To most server administrators, this will be common knowledge. When we write about CMS or Web CMS, we think of WordPress, Joomla! or Drupal and what you can do with those systems. But we never think of the servers on which these run, and the many ways people with bad intentions can use them to harass or hurt others. Here’s at least one tip to prevent spammers from using your mail server as their own.
The term “open relay” refers to a mail server that allows mail to be sent (relayed) through it without the use of any checks and balances to that relaying process in the form of authentication, network access control, etc. But even when your server is not an open relay, you may still have one or more compromised email accounts.
If you see an increase of activity in your server’s root or log messages, take heed. It could be that a spammer is working with a compromised account. I had one when my ISP migrated my old dedicated server to a new, faster one. Apparently, he set up a couple of test email addresses to see if everything had gone well. Unfortunately, he didn’t secure them with a good password.
The results were dramatic — and I wouldn’t have believed this if I hadn’t seen it with my own eyes. In no more than 30 minutes the spammer succeeded in relaying 80,000 messages through that address. At first, I didn’t know what to fix first, so I blacklisted his IP-address. That stopped the flood… for about a quarter of an hour. Another IP-address started relaying.

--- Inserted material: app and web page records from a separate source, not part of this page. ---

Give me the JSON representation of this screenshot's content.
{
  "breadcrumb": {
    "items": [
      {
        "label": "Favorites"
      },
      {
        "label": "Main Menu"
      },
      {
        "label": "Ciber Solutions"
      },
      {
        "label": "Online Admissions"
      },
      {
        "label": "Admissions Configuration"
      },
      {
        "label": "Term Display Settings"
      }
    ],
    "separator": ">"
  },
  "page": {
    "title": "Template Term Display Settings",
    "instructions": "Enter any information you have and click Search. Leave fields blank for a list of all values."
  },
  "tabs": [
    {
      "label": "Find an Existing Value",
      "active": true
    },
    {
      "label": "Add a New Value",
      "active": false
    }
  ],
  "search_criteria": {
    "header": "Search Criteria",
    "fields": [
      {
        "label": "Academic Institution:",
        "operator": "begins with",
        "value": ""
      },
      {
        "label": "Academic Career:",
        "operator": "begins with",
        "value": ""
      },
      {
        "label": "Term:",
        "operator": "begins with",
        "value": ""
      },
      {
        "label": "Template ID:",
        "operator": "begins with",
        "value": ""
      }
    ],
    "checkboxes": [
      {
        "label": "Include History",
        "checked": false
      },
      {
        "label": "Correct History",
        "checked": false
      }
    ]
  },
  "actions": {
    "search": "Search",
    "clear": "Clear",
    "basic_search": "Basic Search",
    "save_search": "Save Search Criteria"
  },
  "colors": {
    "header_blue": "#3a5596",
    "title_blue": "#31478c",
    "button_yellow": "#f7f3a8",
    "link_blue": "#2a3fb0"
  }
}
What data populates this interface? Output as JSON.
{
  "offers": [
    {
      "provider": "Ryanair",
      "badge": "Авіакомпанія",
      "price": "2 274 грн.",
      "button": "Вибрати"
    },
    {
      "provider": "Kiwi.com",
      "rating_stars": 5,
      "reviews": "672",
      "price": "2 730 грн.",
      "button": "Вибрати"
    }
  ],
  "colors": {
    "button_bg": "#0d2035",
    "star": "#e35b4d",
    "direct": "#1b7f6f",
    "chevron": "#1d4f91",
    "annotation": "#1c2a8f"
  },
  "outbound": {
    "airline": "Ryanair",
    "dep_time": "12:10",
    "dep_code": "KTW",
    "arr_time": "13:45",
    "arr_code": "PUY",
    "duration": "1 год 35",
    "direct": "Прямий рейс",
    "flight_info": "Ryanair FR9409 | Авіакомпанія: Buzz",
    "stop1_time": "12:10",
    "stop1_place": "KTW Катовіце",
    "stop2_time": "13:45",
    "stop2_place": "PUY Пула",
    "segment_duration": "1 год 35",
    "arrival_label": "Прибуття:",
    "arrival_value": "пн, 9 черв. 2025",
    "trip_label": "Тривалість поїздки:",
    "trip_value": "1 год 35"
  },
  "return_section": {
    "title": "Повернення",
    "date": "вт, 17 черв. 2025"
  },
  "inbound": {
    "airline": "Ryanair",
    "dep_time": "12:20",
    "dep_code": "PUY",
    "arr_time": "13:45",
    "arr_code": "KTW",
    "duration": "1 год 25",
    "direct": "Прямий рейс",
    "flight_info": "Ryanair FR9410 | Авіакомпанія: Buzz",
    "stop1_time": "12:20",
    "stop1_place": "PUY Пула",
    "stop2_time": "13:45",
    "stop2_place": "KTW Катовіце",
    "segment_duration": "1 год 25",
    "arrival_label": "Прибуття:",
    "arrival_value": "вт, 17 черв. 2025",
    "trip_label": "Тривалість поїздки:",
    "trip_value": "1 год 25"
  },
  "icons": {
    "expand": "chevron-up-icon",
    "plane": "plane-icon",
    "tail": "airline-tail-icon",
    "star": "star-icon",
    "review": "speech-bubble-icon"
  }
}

In the end, I managed to stop the entire process by removing the test addresses altogether, but in some cases that might not help and you would need to set up a firewall to keep the Huns out. Except for badly protected email addresses, spam can find its way through your CMS / Web CMS as well. For example, poorly secured PHP scripts that allow mailer functionality can be a source of spam.
Especially WordPress plug-ins can be a major pain in this sense. My advice: never use a plug-in that insists on sending email unless you’ve carefully gone through the support forums for that plug-in and found no complaints in that area. Of course, plug-ins that are new are risky…
Except for more drastic measures like tuning a firewall, reset passwords for email if they do not meet these criteria:
- At least one (1) Upper Case character
- At least one (1) lower case character
- At least one (1) number
- At least one (1) symbol (e.g. !@#$%^&*)
Passwords should be at least 8 characters long, preferably longer. Never, ever make a password the same as your username, or any variation thereof and don’t use common words like “god”, “secret”, “password” or “love”.
Additionally, don’t use email addresses that are common like “info@,” “test@,” “admin@,” because those can encourage hackers to try to break into such accounts. If such an account is necessary, instead of setting up a real account for a common name like this, set up a forwarder and point it to another address. That way there’s absolutely no way the common
address will ever become an issue security-wise.